- EXTRACTED INFORMATION
━━━━

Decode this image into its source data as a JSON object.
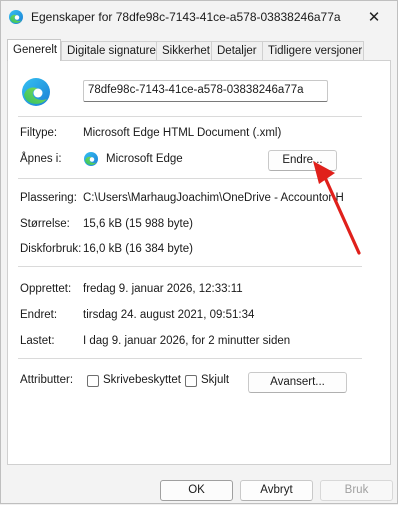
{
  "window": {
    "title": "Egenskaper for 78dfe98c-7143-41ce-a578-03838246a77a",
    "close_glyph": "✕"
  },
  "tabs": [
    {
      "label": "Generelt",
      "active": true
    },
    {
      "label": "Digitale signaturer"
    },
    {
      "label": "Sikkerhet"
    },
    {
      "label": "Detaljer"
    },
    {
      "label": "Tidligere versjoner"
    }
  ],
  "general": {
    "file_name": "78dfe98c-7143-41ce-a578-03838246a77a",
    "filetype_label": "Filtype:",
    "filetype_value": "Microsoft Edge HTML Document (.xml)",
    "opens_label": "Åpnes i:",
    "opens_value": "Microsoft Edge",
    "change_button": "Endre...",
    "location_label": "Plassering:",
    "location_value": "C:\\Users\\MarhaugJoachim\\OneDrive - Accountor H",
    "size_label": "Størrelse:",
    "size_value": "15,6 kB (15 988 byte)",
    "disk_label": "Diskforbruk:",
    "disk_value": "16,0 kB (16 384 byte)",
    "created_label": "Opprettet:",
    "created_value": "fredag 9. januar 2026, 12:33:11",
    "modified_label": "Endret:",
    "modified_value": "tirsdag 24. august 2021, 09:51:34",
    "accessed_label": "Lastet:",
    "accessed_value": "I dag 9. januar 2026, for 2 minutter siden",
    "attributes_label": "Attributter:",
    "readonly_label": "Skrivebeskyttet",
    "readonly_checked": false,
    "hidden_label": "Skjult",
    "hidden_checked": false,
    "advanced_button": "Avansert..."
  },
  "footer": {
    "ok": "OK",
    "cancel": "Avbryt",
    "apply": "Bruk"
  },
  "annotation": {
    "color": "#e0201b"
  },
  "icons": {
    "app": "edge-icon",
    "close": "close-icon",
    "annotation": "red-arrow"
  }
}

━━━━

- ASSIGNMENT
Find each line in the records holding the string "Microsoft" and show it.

- TASK OUTPUT
    "filetype_value": "Microsoft Edge HTML Document (.xml)",
    "opens_value": "Microsoft Edge",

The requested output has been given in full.